Taro (Colocasia esculenta) is a root vegetable that resembles a hairy potato. It is used in many cuisines throughout the world, and it even grows as a decorative plant in the city gardens of New York. You can use taro as a potato substitute for almost every recipe. Taro surpasses potato in taste, nutrition, and medicinal benefits. Taro is highly valued in Ayurveda as a prebiotic food (nourishes the friendly bacteria in the gut). With its slippery nature, taro serves a binder of toxins seated in the colon and blood. In the words of Dr. Teitelbaum, taro is the “packaging and shipping” of toxins—it binds them and drives them out of the body, therefore it is an important ingredient in detox Ayurvedic protocols. Taro is also very effective in soothing irritated stomach and gut.
It is best to include taro in your diet at least 2-3 times per week (every day is also fine). Always use the taro cooked and peel it before cooking.
There are several varieties of taro.

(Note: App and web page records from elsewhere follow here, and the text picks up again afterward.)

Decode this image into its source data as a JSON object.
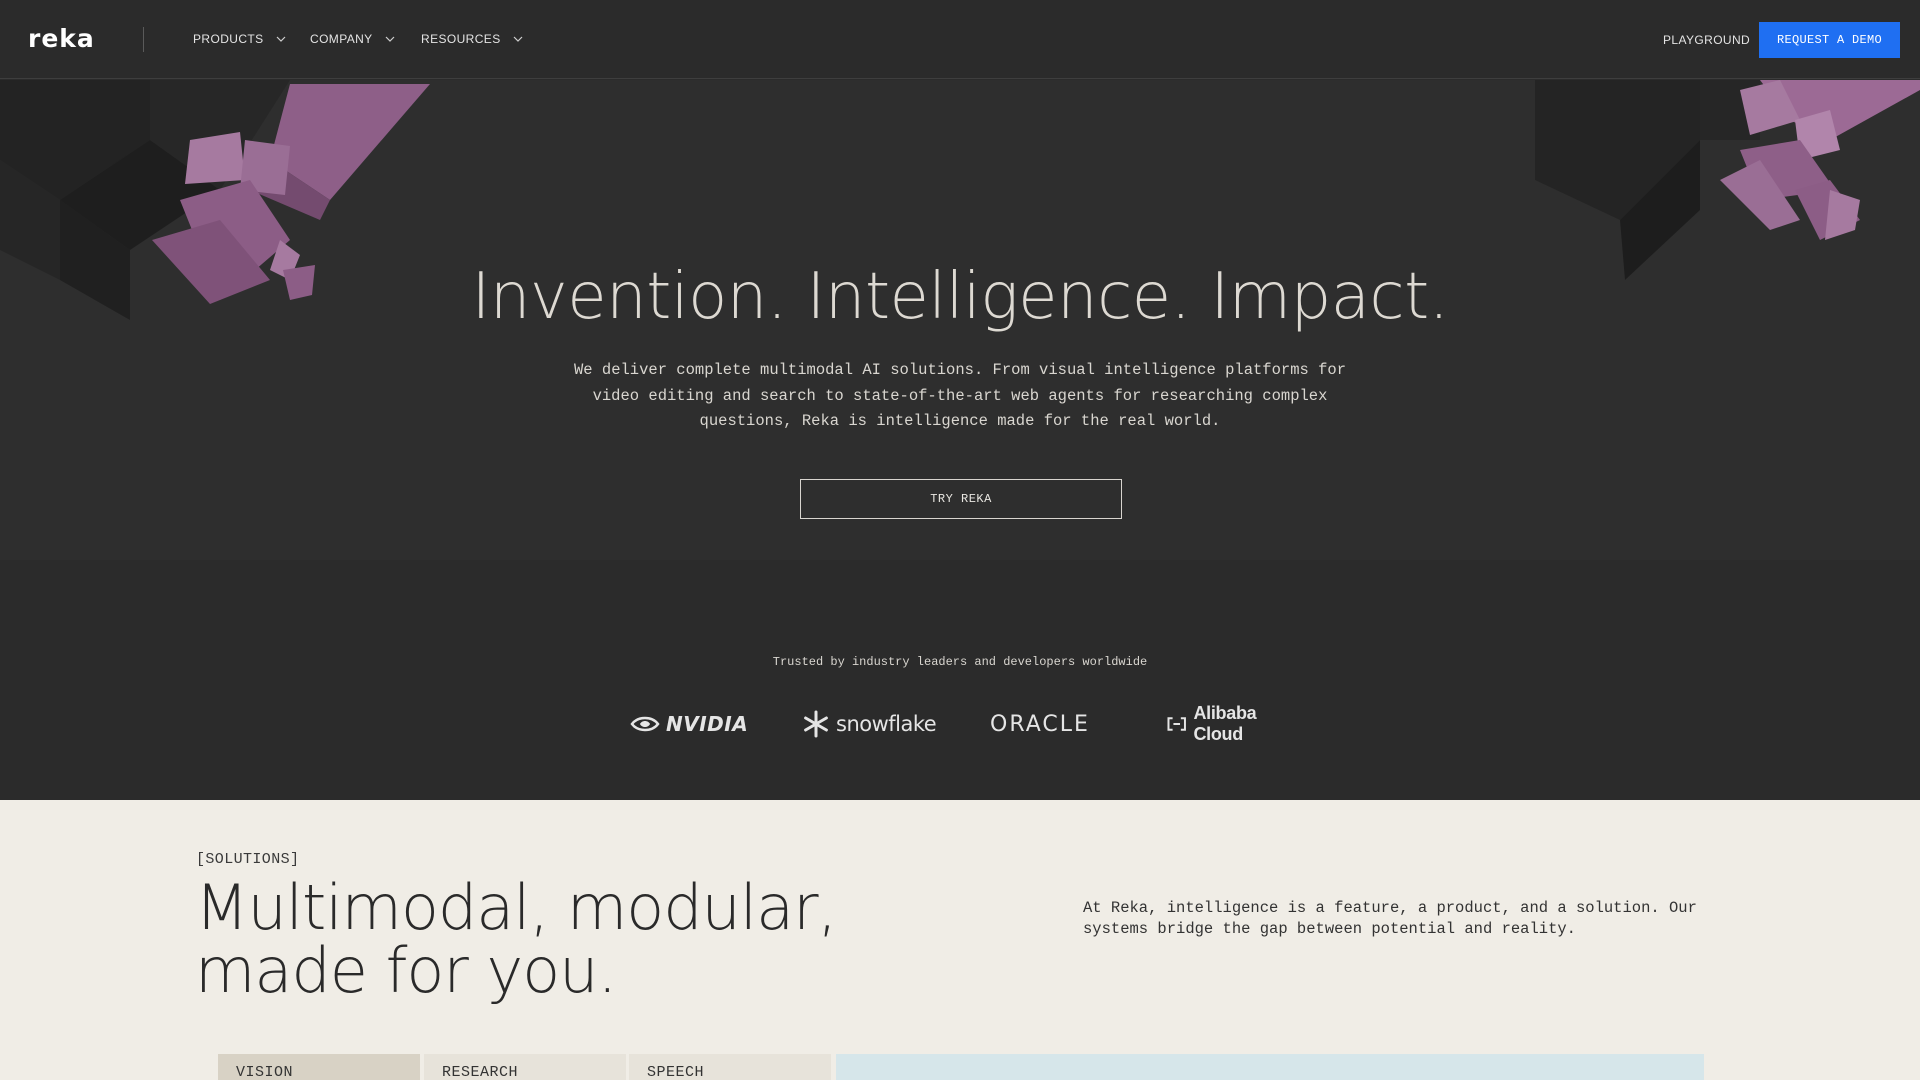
{
  "nav": {
    "logo_text": "reka",
    "items": [
      {
        "label": "PRODUCTS"
      },
      {
        "label": "COMPANY"
      },
      {
        "label": "RESOURCES"
      }
    ],
    "playground": "PLAYGROUND",
    "cta": "REQUEST A DEMO"
  },
  "hero": {
    "title": "Invention. Intelligence. Impact.",
    "subtitle": "We deliver complete multimodal AI solutions. From visual intelligence platforms for video editing and search to state-of-the-art web agents for researching complex questions, Reka is intelligence made for the real world.",
    "cta": "TRY REKA",
    "trusted": "Trusted by industry leaders and developers worldwide",
    "partners": [
      "NVIDIA",
      "snowflake",
      "ORACLE",
      "Alibaba Cloud"
    ]
  },
  "solutions": {
    "tag": "[SOLUTIONS]",
    "title_line1": "Multimodal, modular,",
    "title_line2": "made for you.",
    "description": "At Reka, intelligence is a feature, a product, and a solution. Our systems bridge the gap between potential and reality.",
    "tabs": [
      "VISION",
      "RESEARCH",
      "SPEECH"
    ]
  },
  "colors": {
    "background": "#2b2b2b",
    "accent": "#1f6ff2",
    "cube_purple": "#9c6a95",
    "solutions_bg": "#f0ede6"
  }
}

Vaidya Rk Mishra recommended to use the small ones. Taro root is available in Indian and Asian grocery stores. I’ve also seen it in some Whole Foods stores. Other names for taro are: albi, dasheen, eddo, arwi.